→ Goal of the exercise:
Scan the entries below for the word "screenshot". Copy out every line in which it occurs.

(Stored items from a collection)
---------------

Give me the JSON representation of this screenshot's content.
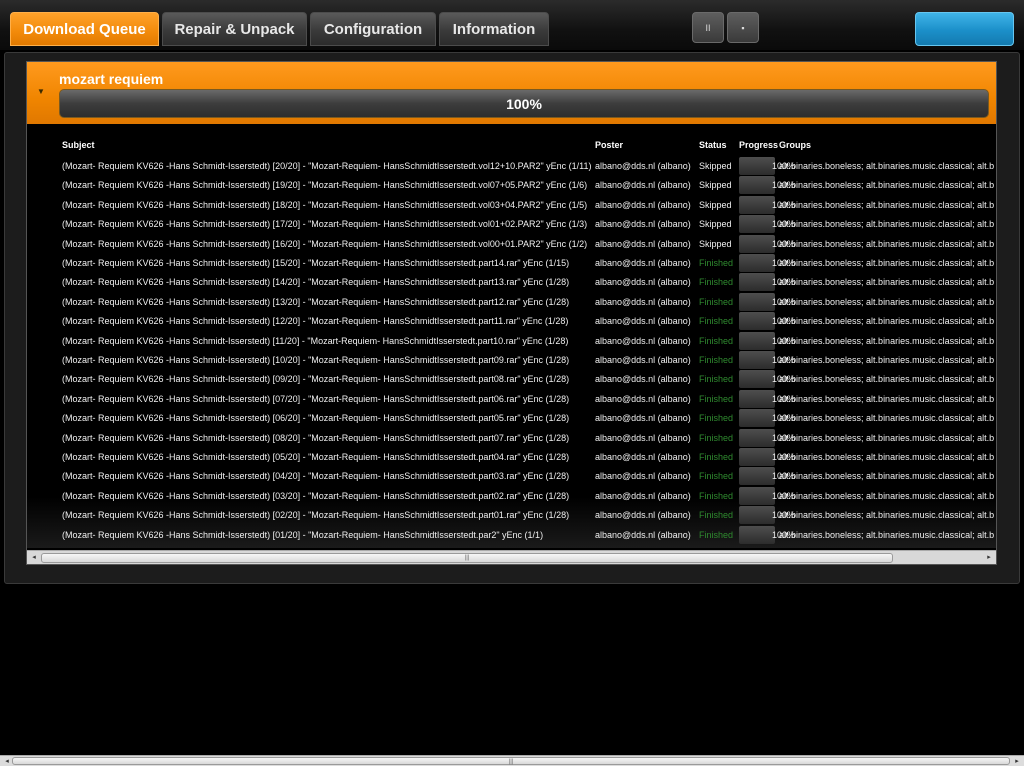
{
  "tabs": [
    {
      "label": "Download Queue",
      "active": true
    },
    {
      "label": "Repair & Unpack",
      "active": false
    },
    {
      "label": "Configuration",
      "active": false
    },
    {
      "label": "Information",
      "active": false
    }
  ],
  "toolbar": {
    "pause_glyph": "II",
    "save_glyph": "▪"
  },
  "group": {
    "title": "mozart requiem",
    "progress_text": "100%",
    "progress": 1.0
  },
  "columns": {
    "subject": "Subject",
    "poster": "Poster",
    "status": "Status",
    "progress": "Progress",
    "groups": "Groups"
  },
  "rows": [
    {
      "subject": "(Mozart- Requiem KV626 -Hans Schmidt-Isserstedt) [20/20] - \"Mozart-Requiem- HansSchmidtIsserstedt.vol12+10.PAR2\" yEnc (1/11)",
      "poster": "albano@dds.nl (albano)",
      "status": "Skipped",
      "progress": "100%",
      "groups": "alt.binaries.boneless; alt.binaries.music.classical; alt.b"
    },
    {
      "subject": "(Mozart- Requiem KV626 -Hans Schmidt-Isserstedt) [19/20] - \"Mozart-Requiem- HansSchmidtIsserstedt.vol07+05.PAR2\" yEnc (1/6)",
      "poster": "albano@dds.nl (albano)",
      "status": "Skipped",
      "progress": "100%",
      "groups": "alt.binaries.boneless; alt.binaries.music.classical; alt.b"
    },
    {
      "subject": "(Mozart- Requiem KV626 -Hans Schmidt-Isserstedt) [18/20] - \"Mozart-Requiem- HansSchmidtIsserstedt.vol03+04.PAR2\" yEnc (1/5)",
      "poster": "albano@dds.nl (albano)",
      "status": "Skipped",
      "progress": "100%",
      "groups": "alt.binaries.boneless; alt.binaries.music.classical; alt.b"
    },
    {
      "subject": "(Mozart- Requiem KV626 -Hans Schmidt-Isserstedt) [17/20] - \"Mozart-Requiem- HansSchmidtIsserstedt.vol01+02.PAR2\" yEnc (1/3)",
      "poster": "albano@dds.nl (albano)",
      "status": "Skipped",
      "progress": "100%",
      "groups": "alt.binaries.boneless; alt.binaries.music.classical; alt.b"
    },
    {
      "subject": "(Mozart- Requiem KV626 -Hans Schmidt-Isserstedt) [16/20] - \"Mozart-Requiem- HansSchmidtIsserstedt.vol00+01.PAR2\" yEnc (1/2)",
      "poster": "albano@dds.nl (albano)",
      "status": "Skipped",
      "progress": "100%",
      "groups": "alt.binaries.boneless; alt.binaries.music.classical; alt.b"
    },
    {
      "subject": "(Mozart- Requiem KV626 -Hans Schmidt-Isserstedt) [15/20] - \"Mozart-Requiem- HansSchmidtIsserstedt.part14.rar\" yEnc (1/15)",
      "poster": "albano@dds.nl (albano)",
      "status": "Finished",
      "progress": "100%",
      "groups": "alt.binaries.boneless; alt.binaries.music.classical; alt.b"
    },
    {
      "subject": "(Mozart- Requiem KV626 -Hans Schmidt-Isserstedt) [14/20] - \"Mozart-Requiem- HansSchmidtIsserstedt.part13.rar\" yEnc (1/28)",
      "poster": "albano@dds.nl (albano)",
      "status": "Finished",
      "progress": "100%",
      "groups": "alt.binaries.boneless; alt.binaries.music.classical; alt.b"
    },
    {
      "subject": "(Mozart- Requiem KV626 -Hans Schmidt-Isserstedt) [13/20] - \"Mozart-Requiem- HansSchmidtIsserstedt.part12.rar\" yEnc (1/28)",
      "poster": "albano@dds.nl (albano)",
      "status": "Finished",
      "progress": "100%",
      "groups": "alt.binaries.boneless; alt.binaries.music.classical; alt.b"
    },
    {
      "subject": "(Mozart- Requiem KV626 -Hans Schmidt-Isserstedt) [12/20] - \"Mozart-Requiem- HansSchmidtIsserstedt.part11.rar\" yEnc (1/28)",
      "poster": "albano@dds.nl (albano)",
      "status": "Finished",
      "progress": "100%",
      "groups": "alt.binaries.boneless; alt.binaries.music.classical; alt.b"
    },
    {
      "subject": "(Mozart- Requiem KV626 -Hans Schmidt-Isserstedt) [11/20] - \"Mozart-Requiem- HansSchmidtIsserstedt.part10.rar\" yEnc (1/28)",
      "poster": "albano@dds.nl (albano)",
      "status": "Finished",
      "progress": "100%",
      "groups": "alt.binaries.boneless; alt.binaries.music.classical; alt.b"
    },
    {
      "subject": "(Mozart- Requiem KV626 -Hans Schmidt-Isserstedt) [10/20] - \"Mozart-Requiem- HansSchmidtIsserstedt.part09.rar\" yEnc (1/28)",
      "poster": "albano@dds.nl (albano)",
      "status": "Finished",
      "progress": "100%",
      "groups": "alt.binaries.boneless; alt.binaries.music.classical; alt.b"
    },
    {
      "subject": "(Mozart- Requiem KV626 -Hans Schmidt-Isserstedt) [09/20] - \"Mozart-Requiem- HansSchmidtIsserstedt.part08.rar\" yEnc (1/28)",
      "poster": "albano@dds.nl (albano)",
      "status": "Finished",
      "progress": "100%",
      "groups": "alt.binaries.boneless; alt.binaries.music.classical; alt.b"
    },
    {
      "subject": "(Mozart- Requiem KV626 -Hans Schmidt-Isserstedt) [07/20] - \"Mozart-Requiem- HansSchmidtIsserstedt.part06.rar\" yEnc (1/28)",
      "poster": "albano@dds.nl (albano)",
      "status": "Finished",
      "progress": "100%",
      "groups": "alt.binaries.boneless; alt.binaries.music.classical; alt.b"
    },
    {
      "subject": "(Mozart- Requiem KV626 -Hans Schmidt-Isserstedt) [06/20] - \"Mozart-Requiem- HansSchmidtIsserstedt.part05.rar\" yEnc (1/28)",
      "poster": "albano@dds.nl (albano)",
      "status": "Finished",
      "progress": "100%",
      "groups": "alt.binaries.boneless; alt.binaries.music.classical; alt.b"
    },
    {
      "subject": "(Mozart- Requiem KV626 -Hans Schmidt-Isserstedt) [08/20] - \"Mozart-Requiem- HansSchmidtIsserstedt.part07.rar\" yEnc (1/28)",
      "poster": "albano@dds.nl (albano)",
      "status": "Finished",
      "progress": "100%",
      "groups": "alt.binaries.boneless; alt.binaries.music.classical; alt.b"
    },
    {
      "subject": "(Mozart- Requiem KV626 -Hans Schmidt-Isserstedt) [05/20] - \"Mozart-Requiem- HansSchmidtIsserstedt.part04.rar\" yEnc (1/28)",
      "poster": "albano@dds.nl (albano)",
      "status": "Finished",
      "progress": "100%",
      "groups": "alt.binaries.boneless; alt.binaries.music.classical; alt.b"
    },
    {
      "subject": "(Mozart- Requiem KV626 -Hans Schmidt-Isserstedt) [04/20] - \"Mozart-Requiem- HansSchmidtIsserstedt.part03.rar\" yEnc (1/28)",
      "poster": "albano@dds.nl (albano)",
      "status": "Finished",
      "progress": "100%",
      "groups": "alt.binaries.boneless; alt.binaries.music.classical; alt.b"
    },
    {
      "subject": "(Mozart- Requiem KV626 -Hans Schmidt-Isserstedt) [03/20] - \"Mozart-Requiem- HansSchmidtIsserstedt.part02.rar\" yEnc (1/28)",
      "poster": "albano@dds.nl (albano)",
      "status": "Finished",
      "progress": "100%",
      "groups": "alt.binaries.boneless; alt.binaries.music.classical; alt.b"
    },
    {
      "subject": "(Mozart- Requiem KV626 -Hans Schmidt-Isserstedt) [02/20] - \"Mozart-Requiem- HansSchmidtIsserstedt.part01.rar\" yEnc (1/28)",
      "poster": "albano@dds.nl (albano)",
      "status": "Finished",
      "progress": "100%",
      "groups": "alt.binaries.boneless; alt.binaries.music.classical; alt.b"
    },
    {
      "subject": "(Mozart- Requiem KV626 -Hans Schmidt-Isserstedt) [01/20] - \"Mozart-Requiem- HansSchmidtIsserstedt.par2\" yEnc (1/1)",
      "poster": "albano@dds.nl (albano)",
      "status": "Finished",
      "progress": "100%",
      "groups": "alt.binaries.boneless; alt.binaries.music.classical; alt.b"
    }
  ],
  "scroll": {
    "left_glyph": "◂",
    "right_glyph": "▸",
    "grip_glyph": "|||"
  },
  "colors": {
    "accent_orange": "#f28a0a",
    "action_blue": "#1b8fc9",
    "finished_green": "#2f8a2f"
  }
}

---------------

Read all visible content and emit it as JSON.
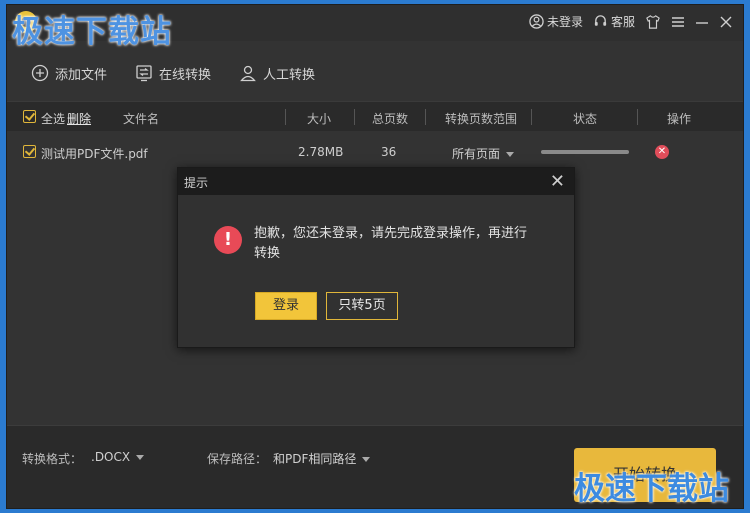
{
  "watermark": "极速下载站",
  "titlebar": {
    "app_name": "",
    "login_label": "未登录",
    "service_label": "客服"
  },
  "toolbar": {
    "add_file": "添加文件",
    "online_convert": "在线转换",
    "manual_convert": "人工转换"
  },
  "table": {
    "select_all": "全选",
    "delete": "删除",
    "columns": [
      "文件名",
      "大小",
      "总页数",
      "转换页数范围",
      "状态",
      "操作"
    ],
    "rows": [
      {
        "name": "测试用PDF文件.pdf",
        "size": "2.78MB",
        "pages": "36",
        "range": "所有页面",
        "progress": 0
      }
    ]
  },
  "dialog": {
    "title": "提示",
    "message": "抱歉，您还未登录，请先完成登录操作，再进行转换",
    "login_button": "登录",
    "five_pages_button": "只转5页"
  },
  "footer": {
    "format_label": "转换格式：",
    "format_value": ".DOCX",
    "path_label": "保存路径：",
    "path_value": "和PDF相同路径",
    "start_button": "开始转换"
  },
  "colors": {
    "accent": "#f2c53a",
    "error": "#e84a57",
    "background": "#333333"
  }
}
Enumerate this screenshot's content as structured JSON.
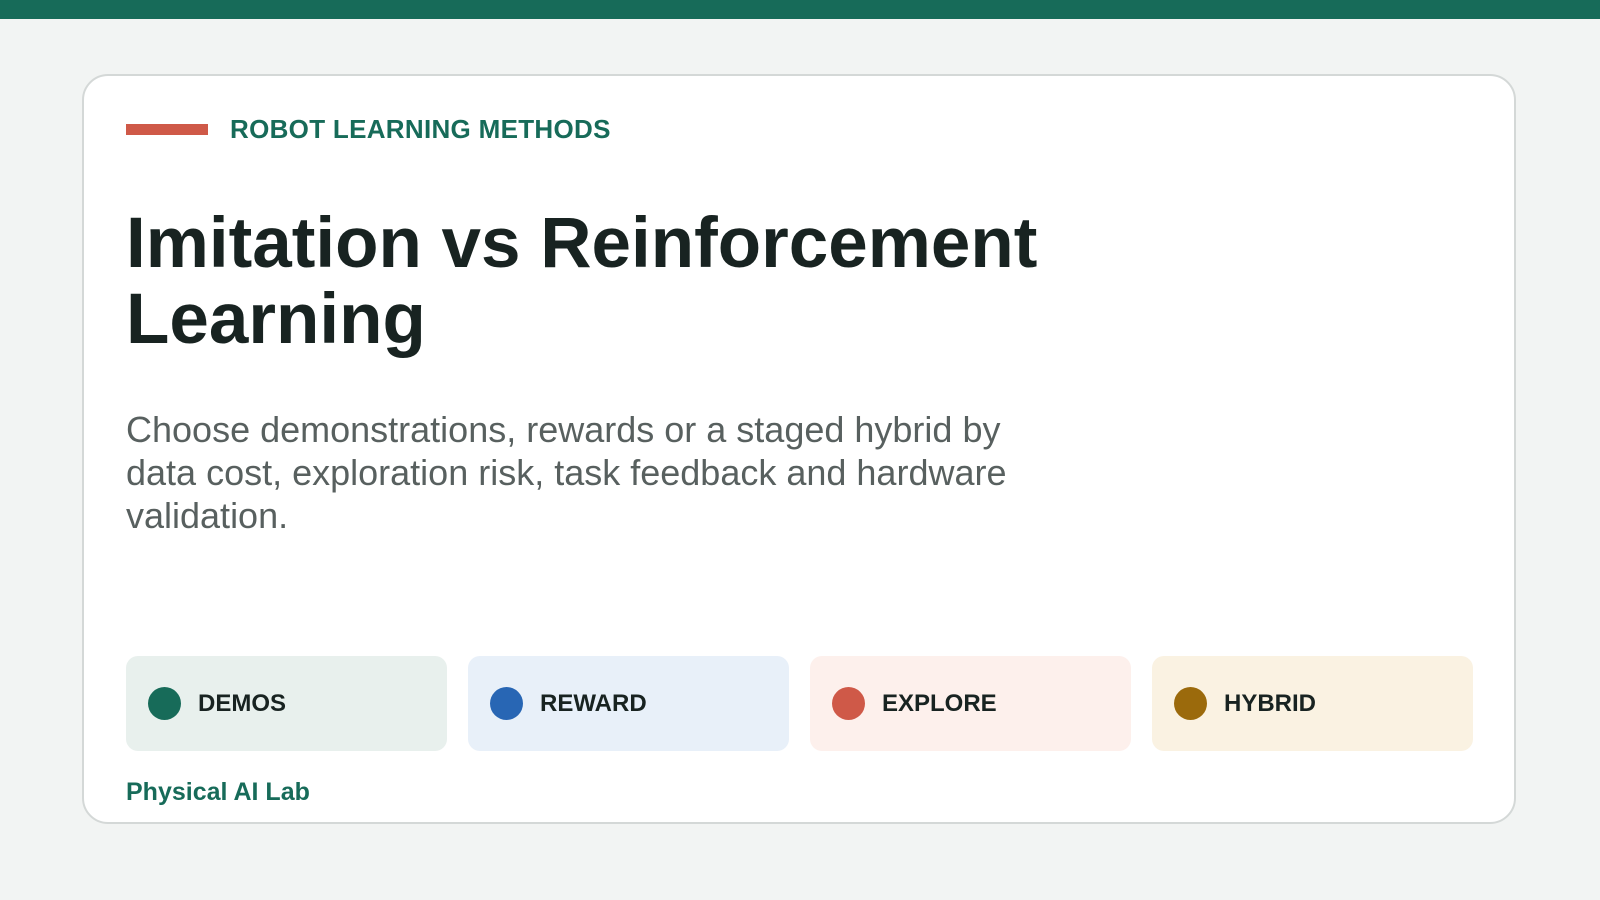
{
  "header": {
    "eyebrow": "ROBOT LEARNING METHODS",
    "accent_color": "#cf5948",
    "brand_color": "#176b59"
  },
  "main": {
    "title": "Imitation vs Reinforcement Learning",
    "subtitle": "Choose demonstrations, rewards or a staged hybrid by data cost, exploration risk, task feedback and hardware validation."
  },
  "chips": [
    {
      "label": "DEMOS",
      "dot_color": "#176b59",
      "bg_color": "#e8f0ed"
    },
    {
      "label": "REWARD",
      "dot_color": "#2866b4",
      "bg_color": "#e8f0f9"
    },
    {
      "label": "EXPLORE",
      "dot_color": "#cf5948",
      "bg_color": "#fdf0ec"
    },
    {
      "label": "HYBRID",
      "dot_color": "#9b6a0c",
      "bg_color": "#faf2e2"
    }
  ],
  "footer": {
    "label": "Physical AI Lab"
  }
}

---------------

→ Written response:
Give me the JSON representation of this screenshot's content.
Enumerate this screenshot's content as structured JSON.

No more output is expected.